The writ of -certiorari is not a writ of right, but is addressed to the sound legal discretion of the court. Hyslop v. Finch, supra, 179; People v. Burdette, 285 Ill. 48-49; Sampson v. Commissioners of Highways, supra, 454; Board of Supervisors v. Magoon, 109 Ill. 142-146; Trustees v. School Directors, 88 Ill. 100-101 ; School Directors v. School Directors, 245 Ill. App. 447-451.
Taking into consideration the benefits to the public in connection with the vacation of the Bailey Falls road *609and the laying out of said proposed new road, as disclosed by the record, the trial court was amply warranted in exercising its discretion and in denying said petition.
It is also insisted by counsel for appellants that commissioner Clark signed the petition for the vacating of the Bailey Falls road and the laying out of the new road in the second proceeding, and that, while he did not sign said petition in the third proceeding, the signing of the second petition disclosed his interest and disqualified him to act as such commissioner as to said third proceeding. Eliminating the second proceeding, as we have held the court properly did, there is nothing in connection with commissioner Clark that in any way disqualified him.
It was also insisted that a brother and a sister of commissioner Clark signed the petitions in the third proceedings, and that, by reason thereof, Clark was disqualified. No authority was presented to support this contention, and it was practically abandoned in the argument.
It is also insisted that there is not a proper showing that the commissioners viewed or examined the routes of the roads involved, as required by the statute. The record discloses that said commissioners examined the routes involved, etc.; that appellant Woolcox was present in person at said meetings and the other appellants were there represented by their counsel; that the commissioners inquired if any of the parties present desired to go over said routes with the commissioners, and that none of them indicated a desire to do so. Appellants are therefore not in a position to urge this as a ground for the reversal of said judgment.

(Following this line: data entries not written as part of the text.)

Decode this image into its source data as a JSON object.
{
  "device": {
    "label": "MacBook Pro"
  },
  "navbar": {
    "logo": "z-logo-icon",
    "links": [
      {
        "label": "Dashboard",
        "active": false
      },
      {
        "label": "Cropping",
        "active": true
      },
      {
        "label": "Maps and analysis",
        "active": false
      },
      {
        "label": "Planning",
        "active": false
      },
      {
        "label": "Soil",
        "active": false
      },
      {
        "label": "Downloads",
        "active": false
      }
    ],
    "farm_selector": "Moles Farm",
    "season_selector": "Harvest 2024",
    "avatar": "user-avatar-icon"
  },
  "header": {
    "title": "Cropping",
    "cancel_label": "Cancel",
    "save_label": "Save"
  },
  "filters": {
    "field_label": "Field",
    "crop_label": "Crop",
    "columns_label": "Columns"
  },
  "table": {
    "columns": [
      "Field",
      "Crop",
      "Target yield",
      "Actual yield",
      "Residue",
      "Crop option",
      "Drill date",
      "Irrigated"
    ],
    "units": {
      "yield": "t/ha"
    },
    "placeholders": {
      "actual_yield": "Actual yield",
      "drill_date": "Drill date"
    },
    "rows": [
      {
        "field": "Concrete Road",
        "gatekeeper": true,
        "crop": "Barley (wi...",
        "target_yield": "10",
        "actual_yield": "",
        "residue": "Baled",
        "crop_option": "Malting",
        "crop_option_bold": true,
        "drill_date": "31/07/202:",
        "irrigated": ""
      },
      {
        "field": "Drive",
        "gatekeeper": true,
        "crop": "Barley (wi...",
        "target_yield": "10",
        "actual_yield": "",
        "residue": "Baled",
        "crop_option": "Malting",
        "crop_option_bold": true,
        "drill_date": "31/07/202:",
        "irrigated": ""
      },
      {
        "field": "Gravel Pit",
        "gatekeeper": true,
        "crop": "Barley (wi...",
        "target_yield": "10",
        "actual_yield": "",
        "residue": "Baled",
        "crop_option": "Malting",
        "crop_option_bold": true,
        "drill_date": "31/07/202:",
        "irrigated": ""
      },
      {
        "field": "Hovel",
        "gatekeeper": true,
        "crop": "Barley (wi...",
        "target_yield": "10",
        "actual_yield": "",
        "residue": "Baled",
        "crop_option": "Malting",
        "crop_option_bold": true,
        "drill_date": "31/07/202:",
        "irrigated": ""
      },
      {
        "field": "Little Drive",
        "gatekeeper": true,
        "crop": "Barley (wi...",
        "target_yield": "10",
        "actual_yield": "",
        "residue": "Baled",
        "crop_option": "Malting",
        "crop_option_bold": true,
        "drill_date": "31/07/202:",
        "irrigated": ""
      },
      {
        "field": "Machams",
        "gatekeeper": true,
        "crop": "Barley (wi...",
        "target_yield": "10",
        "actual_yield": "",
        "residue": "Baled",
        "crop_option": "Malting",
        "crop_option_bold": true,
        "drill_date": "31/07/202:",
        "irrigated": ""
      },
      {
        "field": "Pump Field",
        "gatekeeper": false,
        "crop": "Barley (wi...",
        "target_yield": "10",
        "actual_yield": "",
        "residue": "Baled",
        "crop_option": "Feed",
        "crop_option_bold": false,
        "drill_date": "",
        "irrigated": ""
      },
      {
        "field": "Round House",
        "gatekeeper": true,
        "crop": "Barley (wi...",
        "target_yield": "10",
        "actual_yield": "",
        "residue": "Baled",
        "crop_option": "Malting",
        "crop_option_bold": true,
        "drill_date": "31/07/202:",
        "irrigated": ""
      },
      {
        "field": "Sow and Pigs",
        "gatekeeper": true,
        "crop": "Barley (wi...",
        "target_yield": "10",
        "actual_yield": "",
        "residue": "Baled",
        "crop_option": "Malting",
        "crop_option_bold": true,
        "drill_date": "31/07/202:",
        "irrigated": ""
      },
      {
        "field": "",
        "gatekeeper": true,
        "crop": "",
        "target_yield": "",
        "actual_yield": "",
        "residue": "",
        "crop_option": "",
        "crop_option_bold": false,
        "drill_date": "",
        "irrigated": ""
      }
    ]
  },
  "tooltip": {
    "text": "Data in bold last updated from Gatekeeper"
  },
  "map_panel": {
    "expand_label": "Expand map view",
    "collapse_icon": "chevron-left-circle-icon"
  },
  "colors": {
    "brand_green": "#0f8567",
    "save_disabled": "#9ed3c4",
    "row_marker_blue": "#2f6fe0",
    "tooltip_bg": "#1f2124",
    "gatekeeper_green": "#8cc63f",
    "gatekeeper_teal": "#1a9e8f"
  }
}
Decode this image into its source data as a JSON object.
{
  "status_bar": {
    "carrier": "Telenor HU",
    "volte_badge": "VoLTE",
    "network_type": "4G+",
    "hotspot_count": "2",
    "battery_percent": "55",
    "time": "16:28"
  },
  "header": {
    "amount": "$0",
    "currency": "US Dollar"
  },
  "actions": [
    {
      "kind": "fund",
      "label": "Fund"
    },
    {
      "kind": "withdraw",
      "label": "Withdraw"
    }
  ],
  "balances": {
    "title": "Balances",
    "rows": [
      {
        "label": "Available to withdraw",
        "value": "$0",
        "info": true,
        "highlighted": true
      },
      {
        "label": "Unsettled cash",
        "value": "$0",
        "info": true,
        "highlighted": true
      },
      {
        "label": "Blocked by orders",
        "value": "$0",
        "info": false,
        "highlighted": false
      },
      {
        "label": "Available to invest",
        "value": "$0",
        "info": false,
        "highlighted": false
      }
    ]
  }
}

For the reasons above set forth, the judgment of the trial court will be affirmed.